Yosemite National Park is an American national park located in the western Sierra Nevada of Central California, bounded on the southeast by Sierra National Forest and on the northwest by Stanislaus National Forest. The park, which is managed by the U.S. National Park Service, covers an area of 747,956 acres and sits in four counties: centered in Tuolumne and Mariposa, extending north and east to Mono and south to Madera County. Designated a World Heritage Site in 1984, Yosemite is internationally recognized for its granite cliffs, waterfalls, clear streams, giant sequoia groves, lakes, mountains, meadows, glaciers, and biological diversity. Almost 95% of the park is designated wilderness.
California's North Coast
Marin, Sonoma, and Mendocino counties are home to some of California’s most majestic natural landmarks. Towering coastal redwood trees, the tallest trees in the world, can be admired at Muir Woods National Monument and the quieter Hendy Woods, Armstrong Redwoods, and Montgomery Woods State Parks.
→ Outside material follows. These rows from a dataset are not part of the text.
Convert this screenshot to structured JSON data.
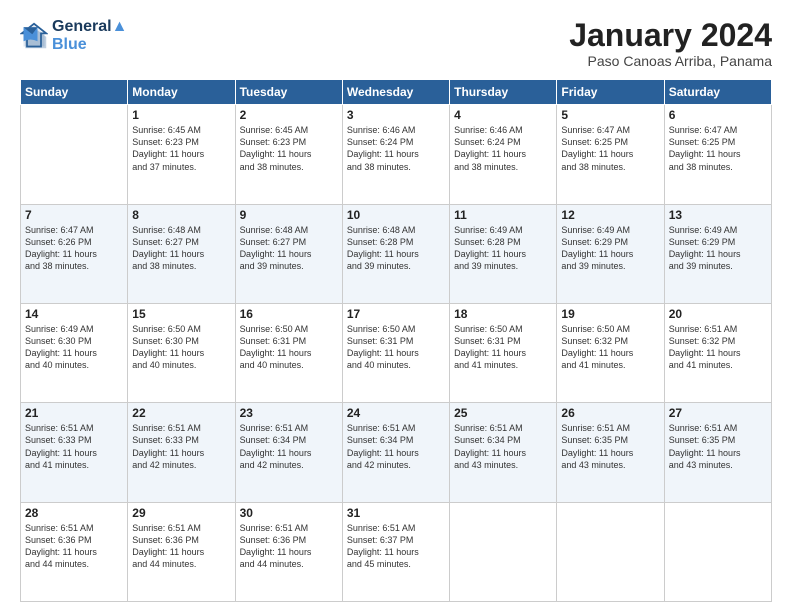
{
  "header": {
    "logo_line1": "General",
    "logo_line2": "Blue",
    "month": "January 2024",
    "location": "Paso Canoas Arriba, Panama"
  },
  "weekdays": [
    "Sunday",
    "Monday",
    "Tuesday",
    "Wednesday",
    "Thursday",
    "Friday",
    "Saturday"
  ],
  "weeks": [
    [
      {
        "day": "",
        "text": ""
      },
      {
        "day": "1",
        "text": "Sunrise: 6:45 AM\nSunset: 6:23 PM\nDaylight: 11 hours\nand 37 minutes."
      },
      {
        "day": "2",
        "text": "Sunrise: 6:45 AM\nSunset: 6:23 PM\nDaylight: 11 hours\nand 38 minutes."
      },
      {
        "day": "3",
        "text": "Sunrise: 6:46 AM\nSunset: 6:24 PM\nDaylight: 11 hours\nand 38 minutes."
      },
      {
        "day": "4",
        "text": "Sunrise: 6:46 AM\nSunset: 6:24 PM\nDaylight: 11 hours\nand 38 minutes."
      },
      {
        "day": "5",
        "text": "Sunrise: 6:47 AM\nSunset: 6:25 PM\nDaylight: 11 hours\nand 38 minutes."
      },
      {
        "day": "6",
        "text": "Sunrise: 6:47 AM\nSunset: 6:25 PM\nDaylight: 11 hours\nand 38 minutes."
      }
    ],
    [
      {
        "day": "7",
        "text": "Sunrise: 6:47 AM\nSunset: 6:26 PM\nDaylight: 11 hours\nand 38 minutes."
      },
      {
        "day": "8",
        "text": "Sunrise: 6:48 AM\nSunset: 6:27 PM\nDaylight: 11 hours\nand 38 minutes."
      },
      {
        "day": "9",
        "text": "Sunrise: 6:48 AM\nSunset: 6:27 PM\nDaylight: 11 hours\nand 39 minutes."
      },
      {
        "day": "10",
        "text": "Sunrise: 6:48 AM\nSunset: 6:28 PM\nDaylight: 11 hours\nand 39 minutes."
      },
      {
        "day": "11",
        "text": "Sunrise: 6:49 AM\nSunset: 6:28 PM\nDaylight: 11 hours\nand 39 minutes."
      },
      {
        "day": "12",
        "text": "Sunrise: 6:49 AM\nSunset: 6:29 PM\nDaylight: 11 hours\nand 39 minutes."
      },
      {
        "day": "13",
        "text": "Sunrise: 6:49 AM\nSunset: 6:29 PM\nDaylight: 11 hours\nand 39 minutes."
      }
    ],
    [
      {
        "day": "14",
        "text": "Sunrise: 6:49 AM\nSunset: 6:30 PM\nDaylight: 11 hours\nand 40 minutes."
      },
      {
        "day": "15",
        "text": "Sunrise: 6:50 AM\nSunset: 6:30 PM\nDaylight: 11 hours\nand 40 minutes."
      },
      {
        "day": "16",
        "text": "Sunrise: 6:50 AM\nSunset: 6:31 PM\nDaylight: 11 hours\nand 40 minutes."
      },
      {
        "day": "17",
        "text": "Sunrise: 6:50 AM\nSunset: 6:31 PM\nDaylight: 11 hours\nand 40 minutes."
      },
      {
        "day": "18",
        "text": "Sunrise: 6:50 AM\nSunset: 6:31 PM\nDaylight: 11 hours\nand 41 minutes."
      },
      {
        "day": "19",
        "text": "Sunrise: 6:50 AM\nSunset: 6:32 PM\nDaylight: 11 hours\nand 41 minutes."
      },
      {
        "day": "20",
        "text": "Sunrise: 6:51 AM\nSunset: 6:32 PM\nDaylight: 11 hours\nand 41 minutes."
      }
    ],
    [
      {
        "day": "21",
        "text": "Sunrise: 6:51 AM\nSunset: 6:33 PM\nDaylight: 11 hours\nand 41 minutes."
      },
      {
        "day": "22",
        "text": "Sunrise: 6:51 AM\nSunset: 6:33 PM\nDaylight: 11 hours\nand 42 minutes."
      },
      {
        "day": "23",
        "text": "Sunrise: 6:51 AM\nSunset: 6:34 PM\nDaylight: 11 hours\nand 42 minutes."
      },
      {
        "day": "24",
        "text": "Sunrise: 6:51 AM\nSunset: 6:34 PM\nDaylight: 11 hours\nand 42 minutes."
      },
      {
        "day": "25",
        "text": "Sunrise: 6:51 AM\nSunset: 6:34 PM\nDaylight: 11 hours\nand 43 minutes."
      },
      {
        "day": "26",
        "text": "Sunrise: 6:51 AM\nSunset: 6:35 PM\nDaylight: 11 hours\nand 43 minutes."
      },
      {
        "day": "27",
        "text": "Sunrise: 6:51 AM\nSunset: 6:35 PM\nDaylight: 11 hours\nand 43 minutes."
      }
    ],
    [
      {
        "day": "28",
        "text": "Sunrise: 6:51 AM\nSunset: 6:36 PM\nDaylight: 11 hours\nand 44 minutes."
      },
      {
        "day": "29",
        "text": "Sunrise: 6:51 AM\nSunset: 6:36 PM\nDaylight: 11 hours\nand 44 minutes."
      },
      {
        "day": "30",
        "text": "Sunrise: 6:51 AM\nSunset: 6:36 PM\nDaylight: 11 hours\nand 44 minutes."
      },
      {
        "day": "31",
        "text": "Sunrise: 6:51 AM\nSunset: 6:37 PM\nDaylight: 11 hours\nand 45 minutes."
      },
      {
        "day": "",
        "text": ""
      },
      {
        "day": "",
        "text": ""
      },
      {
        "day": "",
        "text": ""
      }
    ]
  ]
}
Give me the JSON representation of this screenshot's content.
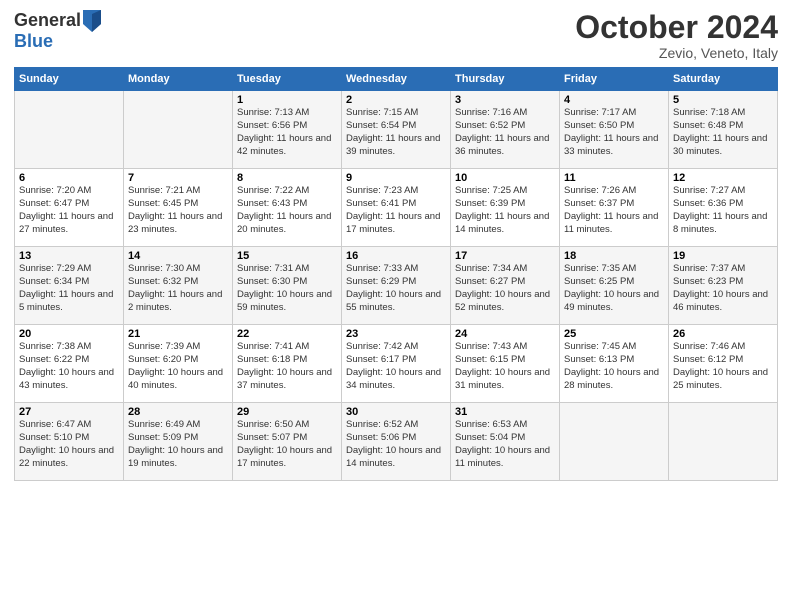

Most of California’s north coast along scenic Highway 1 is protected. Point Reyes is home to fighting elephant seals and a heard of Tule Elks. Harbor seals dot the beaches of Sonoma Coast and MacKerricher State Parks. Fort Ross State Park contains one of four remaining Russian colonial buildings in the United States, where Russian settlers traded goods for beaver pelts. Dramatic sandstone formations can be seen at Salt Point State Park. Delicate Pygmy forests can be observed at Jug Handle and Van Damme State Parks. More inland, the Valley of the Moon (Sonoma Valley), Russian River Valley, and Anderson Valley produce some of California’s finest Cabernet Sauvignon and Pinot Noir in quieter settings compared to Napa’s flashiness. Literature and biosecurity enthusiasts should not miss Jack London State Park, where the author’s home stood and burned. His innovative state-of-the-art Pig Palace drew mockery from neighboring farmers at the time but is now regarded as one of the first attempts to introduce modern and efficient biosecurity to livestock farming. Charming towns, such as Mendocino, Sebastopol, Healdsburg, Glen Ellen, and Sonoma, populate scenic Highways 128 and 12 and offer some of California’s best culinary experiences. Excellent breweries can be found in Fort Bragg, Boonville, Healdsburg, and the greater Santa Rosa area, whilst the region is also known for its artisanal cheese production.